Three days later there was a terse message on my answering machine from Wally: “So when are you coming through the door?” I called him in Maine and once again we spoke for 45 minutes. Wally was excited about his work. He gave me a reference to a recent publication that he considered to be exceptional and he invited me to Boston to participate in a weekly conference that he was certain would be to my taste. The conversation ended, once again, with my feeling blissful. One week later, Tom Fitzpatrick called me to report: “It is the end of an era. Wally Clark died yesterday.” You can imagine my disbelief and agonizing sense of loss. Wally and I had connected, and not only by telephone and not by chance – and just in time. Wally knew, even better than I, how precious little time was left to do that. He brought our relationship to completion in a way that enriched and ennobled both of us.
In 1981, here in Boston on a Sunday morning, Wally and I presented different points of view about classification of melanoma to nearly 1000 members of the International Academy of Pathology.
At the outset of my lecture, that subsequently was published in 1982 in the American Journal of Surgical Pathology, I showed this Chinese painting of a teacher and his students and said this:
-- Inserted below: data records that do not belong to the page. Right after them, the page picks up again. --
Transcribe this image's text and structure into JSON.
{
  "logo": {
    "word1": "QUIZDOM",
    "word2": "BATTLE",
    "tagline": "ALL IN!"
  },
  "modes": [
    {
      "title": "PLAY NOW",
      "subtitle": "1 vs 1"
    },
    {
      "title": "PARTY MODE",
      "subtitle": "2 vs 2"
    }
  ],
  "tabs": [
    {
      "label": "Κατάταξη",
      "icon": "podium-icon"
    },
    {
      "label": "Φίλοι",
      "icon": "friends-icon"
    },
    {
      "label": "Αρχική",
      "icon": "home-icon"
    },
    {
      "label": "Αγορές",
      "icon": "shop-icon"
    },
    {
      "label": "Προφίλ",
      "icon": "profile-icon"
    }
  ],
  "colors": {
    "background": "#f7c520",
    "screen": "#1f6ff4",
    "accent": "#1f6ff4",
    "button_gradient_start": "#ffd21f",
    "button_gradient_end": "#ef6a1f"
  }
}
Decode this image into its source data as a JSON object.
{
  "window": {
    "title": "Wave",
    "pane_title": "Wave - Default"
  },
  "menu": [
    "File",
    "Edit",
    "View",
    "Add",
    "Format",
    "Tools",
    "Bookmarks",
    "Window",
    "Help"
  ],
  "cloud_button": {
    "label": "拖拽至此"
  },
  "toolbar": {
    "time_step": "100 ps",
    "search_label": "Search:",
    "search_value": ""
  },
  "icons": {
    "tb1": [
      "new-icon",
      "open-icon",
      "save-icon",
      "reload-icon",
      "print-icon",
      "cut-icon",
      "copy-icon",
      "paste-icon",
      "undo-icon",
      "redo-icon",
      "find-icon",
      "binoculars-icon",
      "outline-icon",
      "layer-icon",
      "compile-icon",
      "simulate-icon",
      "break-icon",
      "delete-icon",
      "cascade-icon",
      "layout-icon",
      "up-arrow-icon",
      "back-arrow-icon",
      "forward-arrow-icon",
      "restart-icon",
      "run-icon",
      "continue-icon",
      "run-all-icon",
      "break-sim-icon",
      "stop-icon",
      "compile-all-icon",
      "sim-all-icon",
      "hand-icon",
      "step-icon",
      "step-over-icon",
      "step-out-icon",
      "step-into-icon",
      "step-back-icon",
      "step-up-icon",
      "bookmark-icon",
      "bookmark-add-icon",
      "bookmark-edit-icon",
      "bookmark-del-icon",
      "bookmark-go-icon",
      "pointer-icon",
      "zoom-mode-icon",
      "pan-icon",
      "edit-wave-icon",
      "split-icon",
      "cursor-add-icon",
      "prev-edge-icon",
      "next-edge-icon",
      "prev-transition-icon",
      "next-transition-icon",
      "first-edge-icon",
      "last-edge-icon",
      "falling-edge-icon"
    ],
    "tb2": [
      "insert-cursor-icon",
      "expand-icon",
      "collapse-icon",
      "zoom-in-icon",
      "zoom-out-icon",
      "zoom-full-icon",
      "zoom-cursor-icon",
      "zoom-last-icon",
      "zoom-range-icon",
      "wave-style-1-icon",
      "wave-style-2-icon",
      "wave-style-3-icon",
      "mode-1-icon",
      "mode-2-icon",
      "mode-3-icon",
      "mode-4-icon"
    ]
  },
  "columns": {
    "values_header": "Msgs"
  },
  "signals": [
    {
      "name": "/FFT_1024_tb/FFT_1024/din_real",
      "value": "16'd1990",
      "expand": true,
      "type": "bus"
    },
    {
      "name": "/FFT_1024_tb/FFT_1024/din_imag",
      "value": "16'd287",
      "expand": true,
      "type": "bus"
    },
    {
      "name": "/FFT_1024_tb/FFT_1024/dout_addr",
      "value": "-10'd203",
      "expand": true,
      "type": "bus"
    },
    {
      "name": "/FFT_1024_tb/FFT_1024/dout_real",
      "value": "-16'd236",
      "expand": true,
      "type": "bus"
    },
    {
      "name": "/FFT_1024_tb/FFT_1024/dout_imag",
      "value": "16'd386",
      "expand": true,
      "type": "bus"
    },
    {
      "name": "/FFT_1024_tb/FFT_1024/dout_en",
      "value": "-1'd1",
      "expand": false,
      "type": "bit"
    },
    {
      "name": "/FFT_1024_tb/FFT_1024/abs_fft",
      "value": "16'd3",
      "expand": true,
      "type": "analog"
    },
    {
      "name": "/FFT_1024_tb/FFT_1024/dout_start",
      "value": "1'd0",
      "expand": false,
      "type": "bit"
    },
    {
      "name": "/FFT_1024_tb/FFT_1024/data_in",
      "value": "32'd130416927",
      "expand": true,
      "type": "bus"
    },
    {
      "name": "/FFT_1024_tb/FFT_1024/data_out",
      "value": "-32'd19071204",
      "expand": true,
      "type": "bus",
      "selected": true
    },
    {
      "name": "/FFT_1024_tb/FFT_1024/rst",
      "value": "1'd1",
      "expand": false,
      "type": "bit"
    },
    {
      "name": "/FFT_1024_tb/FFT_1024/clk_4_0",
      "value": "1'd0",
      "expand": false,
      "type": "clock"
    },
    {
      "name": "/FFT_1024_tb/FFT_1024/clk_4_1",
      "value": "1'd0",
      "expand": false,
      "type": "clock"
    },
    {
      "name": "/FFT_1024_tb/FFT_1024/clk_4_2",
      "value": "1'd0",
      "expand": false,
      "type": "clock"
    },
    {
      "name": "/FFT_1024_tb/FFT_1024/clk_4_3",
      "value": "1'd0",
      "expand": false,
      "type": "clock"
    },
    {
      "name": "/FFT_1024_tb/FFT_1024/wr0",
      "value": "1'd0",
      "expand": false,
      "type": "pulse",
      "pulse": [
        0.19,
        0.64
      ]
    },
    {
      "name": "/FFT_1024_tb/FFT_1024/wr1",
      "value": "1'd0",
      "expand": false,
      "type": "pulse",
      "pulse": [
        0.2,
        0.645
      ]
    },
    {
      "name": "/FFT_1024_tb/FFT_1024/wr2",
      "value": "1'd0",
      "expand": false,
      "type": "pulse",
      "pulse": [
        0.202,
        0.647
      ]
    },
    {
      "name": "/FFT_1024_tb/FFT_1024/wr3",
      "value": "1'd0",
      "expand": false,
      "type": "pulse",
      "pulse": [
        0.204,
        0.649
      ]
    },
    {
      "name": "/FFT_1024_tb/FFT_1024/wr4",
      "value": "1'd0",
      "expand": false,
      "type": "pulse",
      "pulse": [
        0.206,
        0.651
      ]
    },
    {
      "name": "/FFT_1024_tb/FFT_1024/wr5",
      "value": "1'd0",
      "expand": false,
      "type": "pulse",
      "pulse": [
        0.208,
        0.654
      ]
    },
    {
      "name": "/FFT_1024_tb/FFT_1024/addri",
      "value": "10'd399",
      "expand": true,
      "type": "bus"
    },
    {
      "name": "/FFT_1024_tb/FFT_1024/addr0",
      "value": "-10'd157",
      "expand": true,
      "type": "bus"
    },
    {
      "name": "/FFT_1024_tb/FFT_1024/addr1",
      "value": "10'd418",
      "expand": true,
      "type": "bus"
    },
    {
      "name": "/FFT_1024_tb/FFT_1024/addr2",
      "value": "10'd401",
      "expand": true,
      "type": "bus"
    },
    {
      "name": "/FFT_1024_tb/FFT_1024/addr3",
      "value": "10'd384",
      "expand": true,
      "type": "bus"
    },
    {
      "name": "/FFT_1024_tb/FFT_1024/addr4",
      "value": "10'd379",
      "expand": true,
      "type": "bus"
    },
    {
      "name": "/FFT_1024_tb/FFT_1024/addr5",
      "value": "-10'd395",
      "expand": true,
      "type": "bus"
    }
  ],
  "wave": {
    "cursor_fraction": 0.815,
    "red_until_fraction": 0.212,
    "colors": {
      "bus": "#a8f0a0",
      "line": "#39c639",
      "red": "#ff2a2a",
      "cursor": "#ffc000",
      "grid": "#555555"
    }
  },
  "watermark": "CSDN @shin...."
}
“In 1968, I was a student of Wally Clark in Boston. Now Wally, as we all know, is a superb teacher. Here he is pictured with some of his students: Richard Reed, Martin Mihm, David Elder, and Richard Sagebiel are in the front on the left, and I am in the second row on the far right.” (Fig. 5)
A Chinese painting of a teacher and his students.
I then proceeded to deliver the lecture that began with these words:
“I agree entirely with [the Chairman] that no pathologist anywhere in the world has contributed as much to our understanding and our thinking about [melanoma], this enigmatic and all too often fatal disease, than has Wally Clark. I also agree with much of what Wally has written and said about malignant melanoma. But the title of this program is ‘Controversies’ so I am not going to dwell on what we agree about but rather on our differences.”
I ended the lecture thus:
“Wally was and is an entrancing teacher. What is the proof for that? Let’s take a closer look at me in 1968. It looks as if I’m sleeping, but who could sleep while Wally was teaching? I’m listening and I’m thinking (Fig. 6) and, thanks to Wally’s stimulation, I thought and thought, and I’ve brought some of those thoughts back to Boston and to you this morning. I do have a different point of view than my teacher Wally Clark, and that is the greatest tribute that I, as his student, can pay him.”
A detail from the Chinese painting of a teacher and his students.
In 1974, I conducted what would be the first of many dermatopathology symposia during my 20 years at New York University. Wally was on the faculty of that first symposium. He came to the lectern and addressed a large audience of pathologists and dermatologists in these heartfelt words: “There are only two ways to achieve immortality: through children and students. Thank you, Bernie.” I had a very big lump in my throat that day, and I have a bigger one today when I say, “Thank you, Wally.”